Europe’s first artificial surf reef off the Dorset coast has been closed due to safety concerns over “substantial changes” to the structure’s shape. An investigation has been launched to find out what happened to the £3.2m underwater feature, in Boscombe, Bournemouth, after a recent inspection.
The reef is also to undergo refinement works by creator ASR Ltd after a report found it needed a number of tweaks.
Bournemouth council said it was “erring on the side of caution”.
The reef, which ran over budget and suffered a series of delays, was created to enhance waves using 55 giant sand-filled bags which are 225m (740ft) out at sea.
It opened in November 2009 but has been criticised for not working properly. Local traders have argued it has added to the regeneration of the once-rundown town of Boscombe.
The council said following a scheduled six-monthly inspection, it was advising people not to use the reef while it underwent further work and maintenance.
It said a routine inspection carried out on 23 March showed that “substantial changes” had altered the profile of the reef structure which could alter current flows over it.
“Until we know further information we are erring on the side of caution and advising people not to use the reef”
Tony Williams, council executive director, said: “We’re aware that significant changes have altered the structure of the reef and we have commissioned further investigation to be carried out to provide more detail.
“Until we know further information we are erring on the side of caution and advising people not to use the reef.
“Given that surfing is an extreme sport and always includes an element of risk, health and safety surrounding the surf reef project has been paramount from the start.”
New Zealand-based ASR Ltd confirmed it will return to carry out its own assessment.
The council added it was “optimistic” the issues could be addressed and the planned refinement works implemented.
Nick Behunin, managing director, said: “We have only recently received the information from the preliminary inspection and we are currently evaluating it.”
The council has withheld £150,000 from ASR after a specialist report found the reef had not achieved all of its objectives. It will pay £55,000 when work is finished and a further £95,000 if the improvements are successful.

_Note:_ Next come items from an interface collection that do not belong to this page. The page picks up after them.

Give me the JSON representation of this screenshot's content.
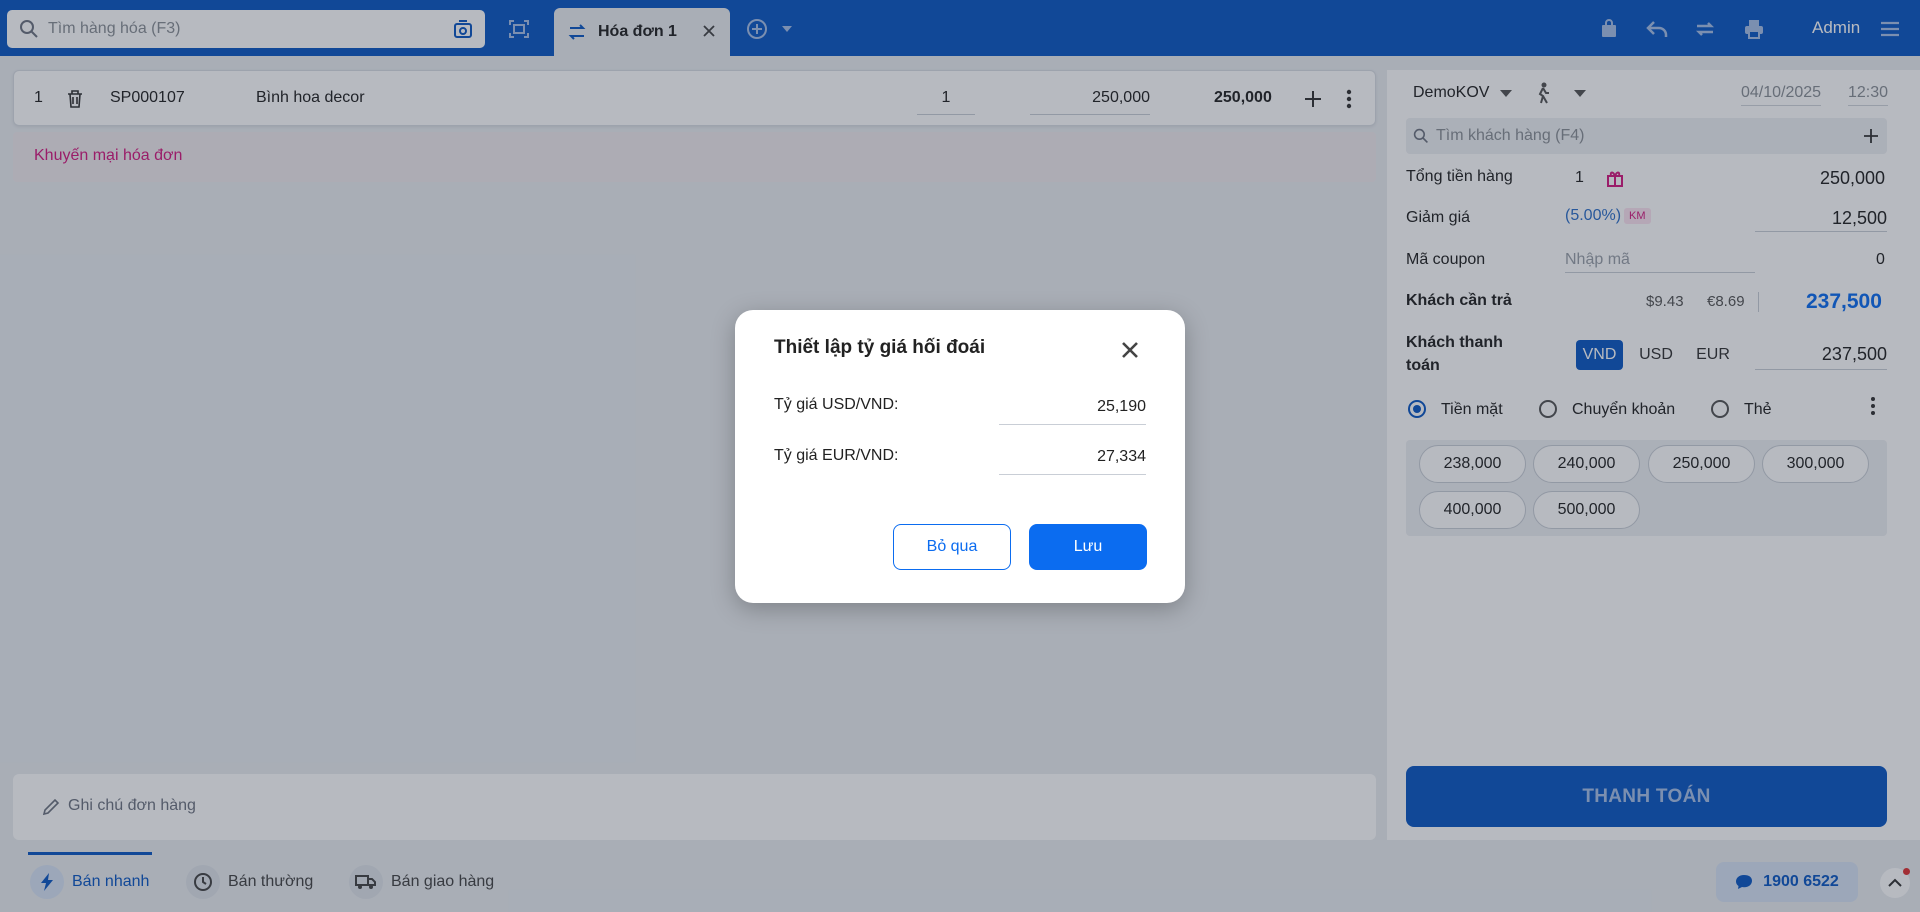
{
  "topbar": {
    "search_placeholder": "Tìm hàng hóa (F3)",
    "tab_label": "Hóa đơn 1",
    "user": "Admin"
  },
  "cart": {
    "items": [
      {
        "index": "1",
        "code": "SP000107",
        "name": "Bình hoa decor",
        "quantity": "1",
        "price": "250,000",
        "total": "250,000"
      }
    ],
    "promotion_label": "Khuyến mại hóa đơn",
    "note_placeholder": "Ghi chú đơn hàng"
  },
  "checkout": {
    "branch": "DemoKOV",
    "date": "04/10/2025",
    "time": "12:30",
    "customer_search_placeholder": "Tìm khách hàng (F4)",
    "subtotal_label": "Tổng tiền hàng",
    "subtotal_count": "1",
    "subtotal_value": "250,000",
    "discount_label": "Giảm giá",
    "discount_percent": "(5.00%)",
    "discount_badge": "KM",
    "discount_value": "12,500",
    "coupon_label": "Mã coupon",
    "coupon_placeholder": "Nhập mã",
    "coupon_value": "0",
    "due_label": "Khách cần trả",
    "due_usd": "$9.43",
    "due_eur": "€8.69",
    "due_value": "237,500",
    "paid_label_1": "Khách thanh",
    "paid_label_2": "toán",
    "currencies": [
      "VND",
      "USD",
      "EUR"
    ],
    "paid_value": "237,500",
    "methods": [
      "Tiền mặt",
      "Chuyển khoản",
      "Thẻ"
    ],
    "quick_amounts": [
      "238,000",
      "240,000",
      "250,000",
      "300,000",
      "400,000",
      "500,000"
    ],
    "pay_button": "THANH TOÁN"
  },
  "bottombar": {
    "modes": [
      "Bán nhanh",
      "Bán thường",
      "Bán giao hàng"
    ],
    "hotline": "1900 6522"
  },
  "modal": {
    "title": "Thiết lập tỷ giá hối đoái",
    "usd_label": "Tỷ giá USD/VND:",
    "usd_value": "25,190",
    "eur_label": "Tỷ giá EUR/VND:",
    "eur_value": "27,334",
    "cancel_label": "Bỏ qua",
    "save_label": "Lưu"
  },
  "colors": {
    "brand": "#0b57c3",
    "accent_button": "#0b6cf0",
    "promo": "#d4187f"
  }
}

ASR has denied the reef failed and said it was only one of the criteria, the wave lengths, which it had not met the requirements.